### Your assignment
In your copy, leave out the pictures and output only the lines from the one holding "What's the underlying" through the end of the data below, exactly.

--

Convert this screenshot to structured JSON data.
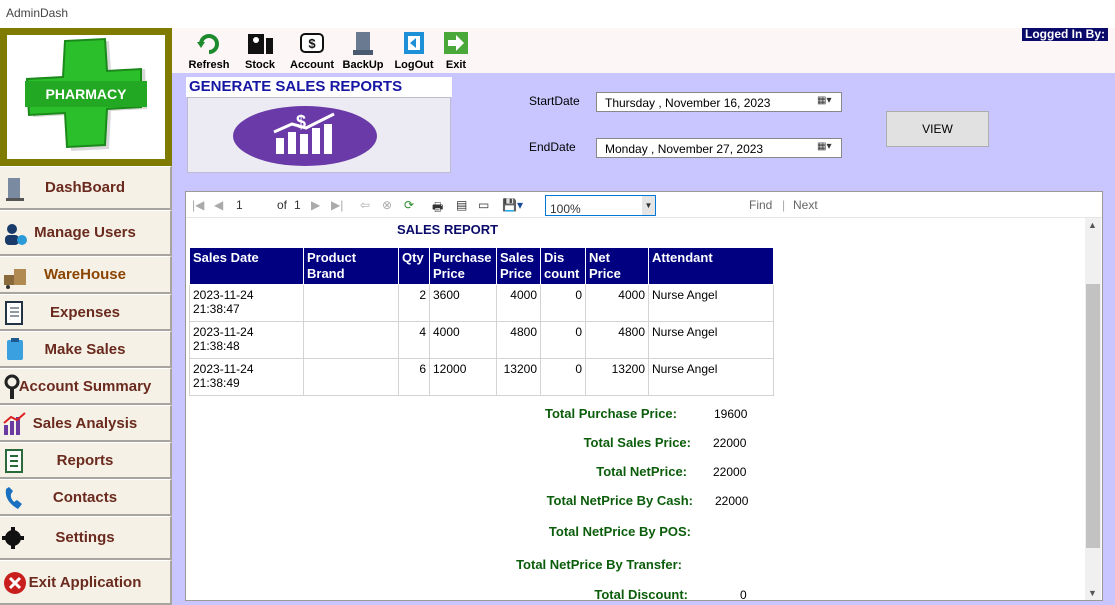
{
  "window": {
    "title": "AdminDash"
  },
  "logo": {
    "text": "PHARMACY"
  },
  "sidebar": {
    "items": [
      {
        "label": "DashBoard",
        "icon": "server-icon"
      },
      {
        "label": "Manage Users",
        "icon": "users-icon"
      },
      {
        "label": "WareHouse",
        "icon": "warehouse-icon"
      },
      {
        "label": "Expenses",
        "icon": "receipt-icon"
      },
      {
        "label": "Make Sales",
        "icon": "clipboard-icon"
      },
      {
        "label": "Account Summary",
        "icon": "key-icon"
      },
      {
        "label": "Sales Analysis",
        "icon": "chart-icon"
      },
      {
        "label": "Reports",
        "icon": "report-icon"
      },
      {
        "label": "Contacts",
        "icon": "phone-icon"
      },
      {
        "label": "Settings",
        "icon": "gear-icon"
      },
      {
        "label": "Exit Application",
        "icon": "close-icon"
      }
    ]
  },
  "toolbar": {
    "refresh": "Refresh",
    "stock": "Stock",
    "account": "Account",
    "backup": "BackUp",
    "logout": "LogOut",
    "exit": "Exit",
    "logged_in": "Logged In By:"
  },
  "generate": {
    "title": "GENERATE SALES REPORTS FROM"
  },
  "dates": {
    "start_label": "StartDate",
    "start_value": "Thursday  , November 16, 2023",
    "end_label": "EndDate",
    "end_value": "Monday   , November 27, 2023",
    "view_label": "VIEW"
  },
  "viewer": {
    "page": "1",
    "of": "of",
    "total_pages": "1",
    "zoom": "100%",
    "find": "Find",
    "sep": "|",
    "next": "Next"
  },
  "report": {
    "title": "SALES REPORT",
    "columns": [
      "Sales Date",
      "Product Brand",
      "Qty",
      "Purchase Price",
      "Sales Price",
      "Dis count",
      "Net Price",
      "Attendant"
    ],
    "rows": [
      {
        "date": "2023-11-24 21:38:47",
        "brand": "",
        "qty": "2",
        "purchase": "3600",
        "sales": "4000",
        "discount": "0",
        "net": "4000",
        "attendant": "Nurse Angel"
      },
      {
        "date": "2023-11-24 21:38:48",
        "brand": "",
        "qty": "4",
        "purchase": "4000",
        "sales": "4800",
        "discount": "0",
        "net": "4800",
        "attendant": "Nurse Angel"
      },
      {
        "date": "2023-11-24 21:38:49",
        "brand": "",
        "qty": "6",
        "purchase": "12000",
        "sales": "13200",
        "discount": "0",
        "net": "13200",
        "attendant": "Nurse Angel"
      }
    ],
    "totals": [
      {
        "label": "Total Purchase Price:",
        "value": "19600"
      },
      {
        "label": "Total Sales Price:",
        "value": "22000"
      },
      {
        "label": "Total NetPrice:",
        "value": "22000"
      },
      {
        "label": "Total NetPrice By Cash:",
        "value": "22000"
      },
      {
        "label": "Total NetPrice By POS:",
        "value": ""
      },
      {
        "label": "Total NetPrice By Transfer:",
        "value": ""
      },
      {
        "label": "Total Discount:",
        "value": "0"
      }
    ]
  }
}
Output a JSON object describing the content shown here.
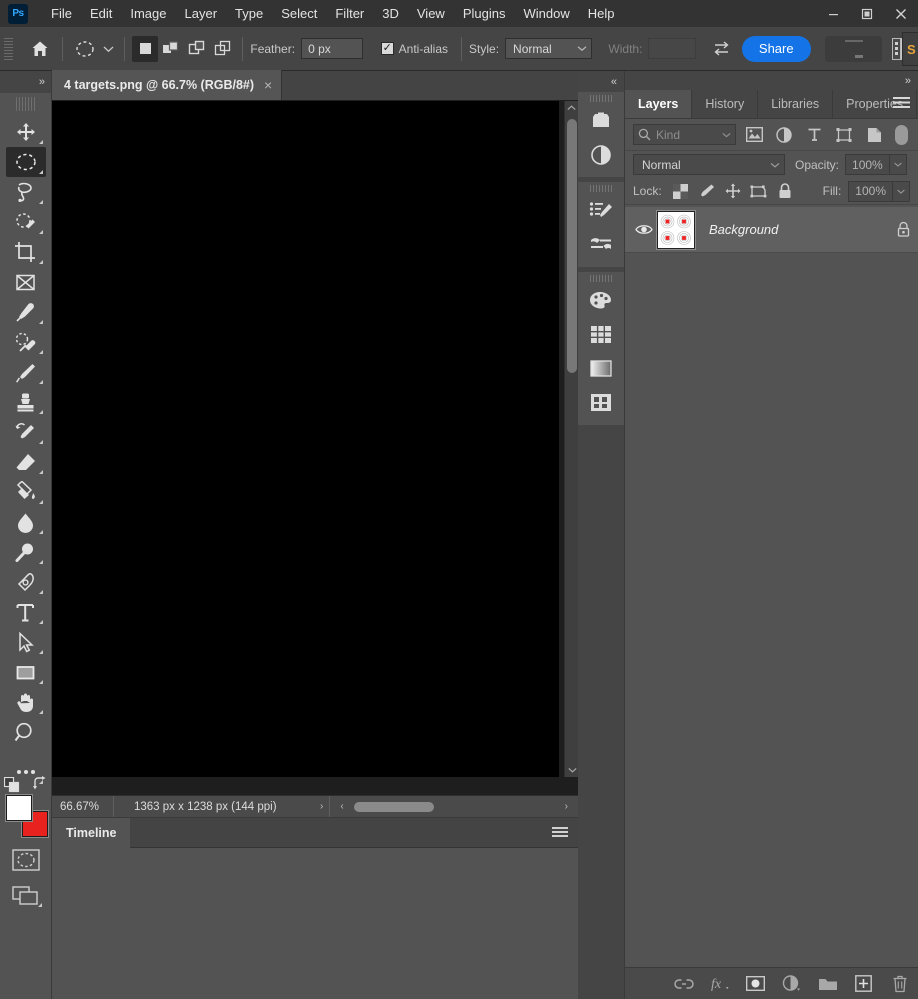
{
  "app": {
    "logo_text": "Ps",
    "menus": [
      "File",
      "Edit",
      "Image",
      "Layer",
      "Type",
      "Select",
      "Filter",
      "3D",
      "View",
      "Plugins",
      "Window",
      "Help"
    ],
    "window_controls": {
      "minimize": "minimize-icon",
      "restore": "restore-icon",
      "close": "close-icon"
    }
  },
  "options_bar": {
    "home_icon": "home-icon",
    "tool_preset_icon": "elliptical-marquee-icon",
    "tool_preset_caret": "chevron-down-icon",
    "selection_modes": [
      {
        "name": "new-selection",
        "active": true
      },
      {
        "name": "add-to-selection",
        "active": false
      },
      {
        "name": "subtract-from-selection",
        "active": false
      },
      {
        "name": "intersect-with-selection",
        "active": false
      }
    ],
    "feather_label": "Feather:",
    "feather_value": "0 px",
    "antialias_label": "Anti-alias",
    "antialias_checked": true,
    "style_label": "Style:",
    "style_value": "Normal",
    "width_label": "Width:",
    "width_value": "",
    "swap_icon": "swap-dimensions-icon",
    "share_label": "Share",
    "workspace_icon": "workspace-switcher-icon",
    "panel_icon": "arrange-documents-icon",
    "select_mask_label": "S"
  },
  "toolbar": {
    "collapse_icon": "expand-toolbar-icon",
    "tools": [
      {
        "name": "move-tool",
        "icon": "move-icon",
        "active": false,
        "hasFlyout": true
      },
      {
        "name": "elliptical-marquee-tool",
        "icon": "elliptical-marquee-icon",
        "active": true,
        "hasFlyout": true
      },
      {
        "name": "lasso-tool",
        "icon": "lasso-icon",
        "active": false,
        "hasFlyout": true
      },
      {
        "name": "quick-selection-tool",
        "icon": "quick-selection-icon",
        "active": false,
        "hasFlyout": true
      },
      {
        "name": "crop-tool",
        "icon": "crop-icon",
        "active": false,
        "hasFlyout": true
      },
      {
        "name": "frame-tool",
        "icon": "frame-icon",
        "active": false,
        "hasFlyout": false
      },
      {
        "name": "eyedropper-tool",
        "icon": "eyedropper-icon",
        "active": false,
        "hasFlyout": true
      },
      {
        "name": "spot-healing-brush-tool",
        "icon": "healing-brush-icon",
        "active": false,
        "hasFlyout": true
      },
      {
        "name": "brush-tool",
        "icon": "brush-icon",
        "active": false,
        "hasFlyout": true
      },
      {
        "name": "clone-stamp-tool",
        "icon": "clone-stamp-icon",
        "active": false,
        "hasFlyout": true
      },
      {
        "name": "history-brush-tool",
        "icon": "history-brush-icon",
        "active": false,
        "hasFlyout": true
      },
      {
        "name": "eraser-tool",
        "icon": "eraser-icon",
        "active": false,
        "hasFlyout": true
      },
      {
        "name": "gradient-tool",
        "icon": "paint-bucket-icon",
        "active": false,
        "hasFlyout": true
      },
      {
        "name": "blur-tool",
        "icon": "blur-droplet-icon",
        "active": false,
        "hasFlyout": true
      },
      {
        "name": "dodge-tool",
        "icon": "dodge-icon",
        "active": false,
        "hasFlyout": true
      },
      {
        "name": "pen-tool",
        "icon": "pen-icon",
        "active": false,
        "hasFlyout": true
      },
      {
        "name": "horizontal-type-tool",
        "icon": "type-icon",
        "active": false,
        "hasFlyout": true
      },
      {
        "name": "path-selection-tool",
        "icon": "path-selection-arrow-icon",
        "active": false,
        "hasFlyout": true
      },
      {
        "name": "rectangle-tool",
        "icon": "rectangle-shape-icon",
        "active": false,
        "hasFlyout": true
      },
      {
        "name": "hand-tool",
        "icon": "hand-icon",
        "active": false,
        "hasFlyout": true
      },
      {
        "name": "zoom-tool",
        "icon": "magnifier-icon",
        "active": false,
        "hasFlyout": false
      },
      {
        "name": "edit-toolbar-tool",
        "icon": "ellipsis-icon",
        "active": false,
        "hasFlyout": true
      }
    ],
    "default_colors_icon": "default-colors-icon",
    "swap_colors_icon": "swap-colors-icon",
    "foreground_color": "#ffffff",
    "background_color": "#e8231f",
    "quick_mask_icon": "quick-mask-icon",
    "screen_mode_icon": "screen-mode-icon"
  },
  "document": {
    "tab_title": "4 targets.png @ 66.7% (RGB/8#)",
    "tab_close_icon": "close-icon",
    "canvas_color": "#000000",
    "scroll_up_icon": "chevron-up-icon",
    "scroll_down_icon": "chevron-down-icon"
  },
  "status_bar": {
    "zoom": "66.67%",
    "dimensions": "1363 px x 1238 px (144 ppi)",
    "expand_icon": "chevron-right-icon",
    "left_arrow_icon": "chevron-left-icon",
    "right_arrow_icon": "chevron-right-icon"
  },
  "timeline": {
    "tab_label": "Timeline",
    "menu_icon": "panel-menu-icon"
  },
  "icon_dock": {
    "collapse_icon": "collapse-panels-icon",
    "groups": [
      {
        "icons": [
          {
            "name": "color-panel-icon"
          },
          {
            "name": "adjustments-panel-icon"
          }
        ]
      },
      {
        "icons": [
          {
            "name": "brush-settings-panel-icon"
          },
          {
            "name": "brushes-panel-icon"
          }
        ]
      },
      {
        "icons": [
          {
            "name": "swatches-panel-icon"
          },
          {
            "name": "patterns-panel-icon"
          },
          {
            "name": "gradients-panel-icon"
          },
          {
            "name": "styles-panel-icon"
          }
        ]
      }
    ]
  },
  "layers_panel": {
    "collapse_icon": "collapse-panel-icon",
    "tabs": [
      {
        "label": "Layers",
        "active": true
      },
      {
        "label": "History",
        "active": false
      },
      {
        "label": "Libraries",
        "active": false
      },
      {
        "label": "Properties",
        "active": false
      }
    ],
    "menu_icon": "panel-menu-icon",
    "filter": {
      "search_icon": "search-icon",
      "kind_label": "Kind",
      "caret_icon": "chevron-down-icon",
      "type_filters": [
        {
          "name": "filter-pixel-layers-icon"
        },
        {
          "name": "filter-adjustment-layers-icon"
        },
        {
          "name": "filter-type-layers-icon"
        },
        {
          "name": "filter-shape-layers-icon"
        },
        {
          "name": "filter-smart-objects-icon"
        }
      ],
      "toggle_name": "filter-toggle-switch"
    },
    "blend_mode_label": "Normal",
    "opacity_label": "Opacity:",
    "opacity_value": "100%",
    "lock_label": "Lock:",
    "lock_buttons": [
      {
        "name": "lock-transparent-pixels-icon"
      },
      {
        "name": "lock-image-pixels-icon"
      },
      {
        "name": "lock-position-icon"
      },
      {
        "name": "lock-artboard-nesting-icon"
      },
      {
        "name": "lock-all-icon"
      }
    ],
    "fill_label": "Fill:",
    "fill_value": "100%",
    "layers": [
      {
        "name": "Background",
        "visible": true,
        "locked": true,
        "thumbnail": "four-targets-thumbnail",
        "selected": true
      }
    ],
    "footer_buttons": [
      {
        "name": "link-layers-button",
        "icon": "link-icon"
      },
      {
        "name": "layer-style-button",
        "icon": "fx-icon"
      },
      {
        "name": "add-layer-mask-button",
        "icon": "mask-icon"
      },
      {
        "name": "new-fill-adjustment-button",
        "icon": "adjustment-circle-icon"
      },
      {
        "name": "new-group-button",
        "icon": "folder-icon"
      },
      {
        "name": "new-layer-button",
        "icon": "plus-square-icon"
      },
      {
        "name": "delete-layer-button",
        "icon": "trash-icon"
      }
    ]
  }
}
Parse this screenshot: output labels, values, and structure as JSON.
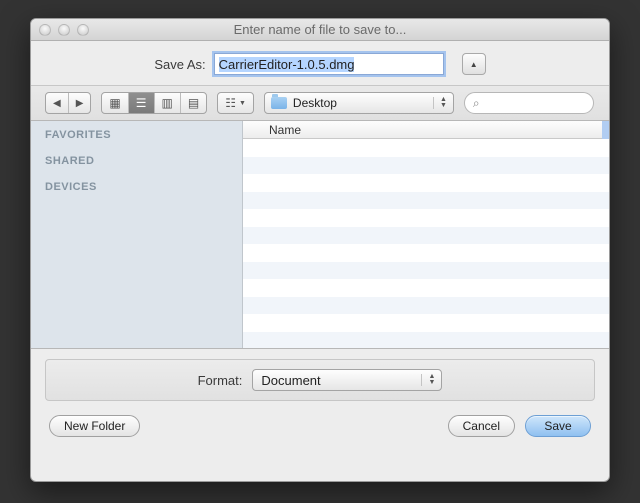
{
  "window": {
    "title": "Enter name of file to save to..."
  },
  "save": {
    "label": "Save As:",
    "filename": "CarrierEditor-1.0.5.dmg"
  },
  "location": {
    "name": "Desktop"
  },
  "search": {
    "placeholder": ""
  },
  "sidebar": {
    "sections": [
      "FAVORITES",
      "SHARED",
      "DEVICES"
    ]
  },
  "filelist": {
    "column_header": "Name",
    "rows": []
  },
  "format": {
    "label": "Format:",
    "value": "Document"
  },
  "buttons": {
    "new_folder": "New Folder",
    "cancel": "Cancel",
    "save": "Save"
  }
}
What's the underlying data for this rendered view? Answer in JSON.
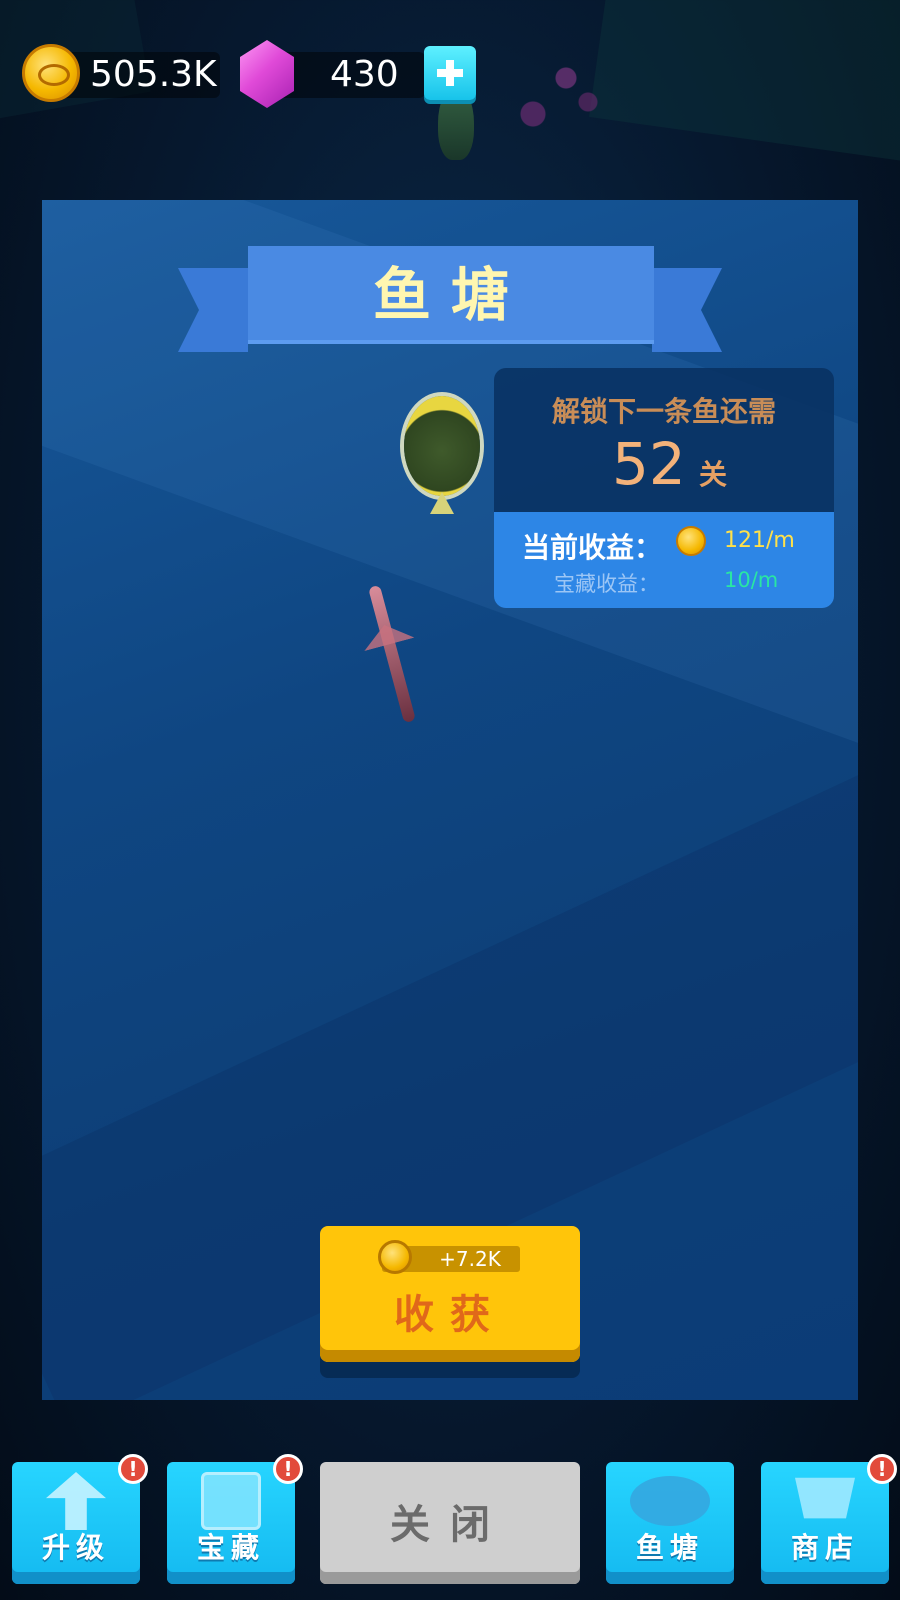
{
  "hud": {
    "coins": "505.3K",
    "gems": "430"
  },
  "panel": {
    "title": "鱼塘",
    "unlock_label": "解锁下一条鱼还需",
    "unlock_number": "52",
    "unlock_unit": "关",
    "income_label": "当前收益：",
    "income_value": "121/m",
    "treasure_label": "宝藏收益：",
    "treasure_value": "10/m"
  },
  "harvest": {
    "reward": "+7.2K",
    "label": "收获"
  },
  "bottom_bar": {
    "upgrade": "升级",
    "treasure": "宝藏",
    "close": "关闭",
    "pond": "鱼塘",
    "shop": "商店",
    "alert": "!"
  },
  "colors": {
    "coin": "#f5b800",
    "gem": "#e04ad8",
    "tab": "#14b9f0",
    "harvest": "#ffc50a",
    "alert": "#e24a3b"
  }
}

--

### Task result
What's the underlying data for this rendered view? Answer in JSON.
{
  "hud": {
    "coins": "505.3K",
    "gems": "430"
  },
  "panel": {
    "title": "鱼塘",
    "unlock_label": "解锁下一条鱼还需",
    "unlock_number": "52",
    "unlock_unit": "关",
    "income_label": "当前收益：",
    "income_value": "121/m",
    "treasure_label": "宝藏收益：",
    "treasure_value": "10/m"
  },
  "harvest": {
    "reward": "+7.2K",
    "label": "收获"
  },
  "bottom_bar": {
    "upgrade": "升级",
    "treasure": "宝藏",
    "close": "关闭",
    "pond": "鱼塘",
    "shop": "商店",
    "alert": "!"
  },
  "colors": {
    "coin": "#f5b800",
    "gem": "#e04ad8",
    "tab": "#14b9f0",
    "harvest": "#ffc50a",
    "alert": "#e24a3b"
  }
}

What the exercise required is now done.